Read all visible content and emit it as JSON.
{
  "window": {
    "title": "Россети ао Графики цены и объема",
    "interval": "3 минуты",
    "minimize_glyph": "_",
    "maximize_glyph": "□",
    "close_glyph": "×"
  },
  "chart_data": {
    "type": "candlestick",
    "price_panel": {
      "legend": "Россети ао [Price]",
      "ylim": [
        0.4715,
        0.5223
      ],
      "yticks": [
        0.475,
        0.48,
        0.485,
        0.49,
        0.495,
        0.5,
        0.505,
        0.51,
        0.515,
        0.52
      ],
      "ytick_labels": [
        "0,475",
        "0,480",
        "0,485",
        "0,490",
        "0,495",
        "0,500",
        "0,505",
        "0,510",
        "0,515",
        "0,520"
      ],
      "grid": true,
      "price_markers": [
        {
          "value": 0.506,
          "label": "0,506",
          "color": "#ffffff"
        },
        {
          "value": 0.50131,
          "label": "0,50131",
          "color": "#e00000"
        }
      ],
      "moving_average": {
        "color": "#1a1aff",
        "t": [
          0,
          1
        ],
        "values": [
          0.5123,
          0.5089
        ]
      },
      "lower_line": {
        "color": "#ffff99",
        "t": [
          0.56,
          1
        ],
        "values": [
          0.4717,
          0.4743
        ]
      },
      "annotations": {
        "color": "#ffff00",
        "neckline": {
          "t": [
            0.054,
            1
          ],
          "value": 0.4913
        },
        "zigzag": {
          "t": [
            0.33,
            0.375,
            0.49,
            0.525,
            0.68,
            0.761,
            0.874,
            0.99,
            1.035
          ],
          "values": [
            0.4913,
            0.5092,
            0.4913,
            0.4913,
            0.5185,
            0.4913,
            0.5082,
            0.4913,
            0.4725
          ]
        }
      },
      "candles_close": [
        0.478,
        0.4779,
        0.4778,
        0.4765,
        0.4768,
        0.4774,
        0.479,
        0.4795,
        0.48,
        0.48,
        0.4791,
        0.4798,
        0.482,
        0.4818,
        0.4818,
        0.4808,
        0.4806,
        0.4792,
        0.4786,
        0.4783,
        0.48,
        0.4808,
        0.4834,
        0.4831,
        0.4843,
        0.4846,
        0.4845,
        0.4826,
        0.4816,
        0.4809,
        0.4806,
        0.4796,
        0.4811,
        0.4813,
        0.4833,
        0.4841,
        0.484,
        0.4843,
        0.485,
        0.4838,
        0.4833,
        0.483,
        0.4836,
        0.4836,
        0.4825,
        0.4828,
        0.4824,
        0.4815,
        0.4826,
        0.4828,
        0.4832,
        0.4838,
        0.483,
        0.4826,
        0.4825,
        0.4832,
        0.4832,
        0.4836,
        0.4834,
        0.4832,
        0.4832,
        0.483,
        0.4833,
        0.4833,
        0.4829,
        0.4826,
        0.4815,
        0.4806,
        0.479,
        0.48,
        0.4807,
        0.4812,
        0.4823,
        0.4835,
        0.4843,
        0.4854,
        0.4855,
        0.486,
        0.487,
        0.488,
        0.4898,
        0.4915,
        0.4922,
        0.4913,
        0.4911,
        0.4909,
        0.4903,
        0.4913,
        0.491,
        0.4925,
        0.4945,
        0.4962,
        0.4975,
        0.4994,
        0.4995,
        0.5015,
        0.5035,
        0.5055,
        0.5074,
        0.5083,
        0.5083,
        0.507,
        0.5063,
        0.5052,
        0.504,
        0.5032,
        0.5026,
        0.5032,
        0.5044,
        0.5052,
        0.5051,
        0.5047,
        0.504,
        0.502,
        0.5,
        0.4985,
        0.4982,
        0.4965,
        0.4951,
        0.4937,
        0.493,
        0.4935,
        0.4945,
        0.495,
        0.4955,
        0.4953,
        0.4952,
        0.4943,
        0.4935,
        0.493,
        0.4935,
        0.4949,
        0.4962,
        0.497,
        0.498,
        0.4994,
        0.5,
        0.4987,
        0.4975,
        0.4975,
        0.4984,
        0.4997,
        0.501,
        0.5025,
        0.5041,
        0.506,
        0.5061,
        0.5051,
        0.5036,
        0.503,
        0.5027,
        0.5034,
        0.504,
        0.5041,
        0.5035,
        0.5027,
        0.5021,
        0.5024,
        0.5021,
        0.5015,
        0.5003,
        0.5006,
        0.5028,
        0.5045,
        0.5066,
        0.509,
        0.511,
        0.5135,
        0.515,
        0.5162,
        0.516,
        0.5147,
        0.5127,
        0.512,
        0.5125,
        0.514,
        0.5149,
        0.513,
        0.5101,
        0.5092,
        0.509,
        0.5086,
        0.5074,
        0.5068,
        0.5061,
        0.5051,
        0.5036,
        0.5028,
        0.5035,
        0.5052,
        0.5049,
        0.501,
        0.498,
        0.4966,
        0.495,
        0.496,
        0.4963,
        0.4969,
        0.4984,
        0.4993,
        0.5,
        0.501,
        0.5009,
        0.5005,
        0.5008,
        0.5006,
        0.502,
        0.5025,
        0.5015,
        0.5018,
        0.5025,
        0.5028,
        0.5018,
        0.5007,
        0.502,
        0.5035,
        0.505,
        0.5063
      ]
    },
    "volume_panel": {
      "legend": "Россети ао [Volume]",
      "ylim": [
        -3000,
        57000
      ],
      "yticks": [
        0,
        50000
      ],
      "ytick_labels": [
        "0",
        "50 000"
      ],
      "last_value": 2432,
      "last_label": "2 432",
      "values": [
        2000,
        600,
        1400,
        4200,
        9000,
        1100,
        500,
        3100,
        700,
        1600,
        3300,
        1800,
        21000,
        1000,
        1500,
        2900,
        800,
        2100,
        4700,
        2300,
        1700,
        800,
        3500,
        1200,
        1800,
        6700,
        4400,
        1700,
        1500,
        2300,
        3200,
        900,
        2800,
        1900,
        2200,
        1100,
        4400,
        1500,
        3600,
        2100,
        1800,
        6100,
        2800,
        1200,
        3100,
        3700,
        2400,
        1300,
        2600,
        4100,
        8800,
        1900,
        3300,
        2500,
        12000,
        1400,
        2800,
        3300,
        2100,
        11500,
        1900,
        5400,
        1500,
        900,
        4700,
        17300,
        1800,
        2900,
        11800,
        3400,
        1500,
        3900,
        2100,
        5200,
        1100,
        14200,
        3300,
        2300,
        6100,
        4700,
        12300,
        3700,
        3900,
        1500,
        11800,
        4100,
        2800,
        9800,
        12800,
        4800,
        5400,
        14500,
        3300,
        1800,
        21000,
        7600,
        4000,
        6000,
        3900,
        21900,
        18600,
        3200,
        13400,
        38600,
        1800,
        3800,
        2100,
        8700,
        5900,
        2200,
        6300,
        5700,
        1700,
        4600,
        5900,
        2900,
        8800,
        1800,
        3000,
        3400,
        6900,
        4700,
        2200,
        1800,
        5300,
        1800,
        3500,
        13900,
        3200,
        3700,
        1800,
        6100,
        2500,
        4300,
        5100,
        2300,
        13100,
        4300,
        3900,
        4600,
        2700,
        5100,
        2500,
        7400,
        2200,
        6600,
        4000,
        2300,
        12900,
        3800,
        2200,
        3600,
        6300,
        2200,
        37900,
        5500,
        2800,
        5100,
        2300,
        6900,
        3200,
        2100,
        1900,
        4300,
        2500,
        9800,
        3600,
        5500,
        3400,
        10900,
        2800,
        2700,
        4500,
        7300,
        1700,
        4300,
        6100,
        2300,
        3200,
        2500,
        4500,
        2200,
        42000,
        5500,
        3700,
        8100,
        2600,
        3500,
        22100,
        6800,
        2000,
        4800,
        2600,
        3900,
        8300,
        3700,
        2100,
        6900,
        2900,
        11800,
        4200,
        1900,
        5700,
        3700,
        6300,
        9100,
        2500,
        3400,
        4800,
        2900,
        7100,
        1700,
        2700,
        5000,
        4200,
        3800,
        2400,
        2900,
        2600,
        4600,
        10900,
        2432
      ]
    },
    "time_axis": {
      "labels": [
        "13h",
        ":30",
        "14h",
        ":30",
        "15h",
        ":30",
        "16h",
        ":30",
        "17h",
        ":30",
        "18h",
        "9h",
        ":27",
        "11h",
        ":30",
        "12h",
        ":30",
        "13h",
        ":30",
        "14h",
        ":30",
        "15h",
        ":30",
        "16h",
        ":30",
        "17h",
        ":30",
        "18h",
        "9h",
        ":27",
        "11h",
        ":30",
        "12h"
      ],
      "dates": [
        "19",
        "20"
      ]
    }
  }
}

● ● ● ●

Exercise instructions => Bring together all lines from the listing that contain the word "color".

Solution below =>
          "color": "#ffffff"
          "color": "#e00000"
        "color": "#1a1aff",
        "color": "#ffff99",
        "color": "#ffff00",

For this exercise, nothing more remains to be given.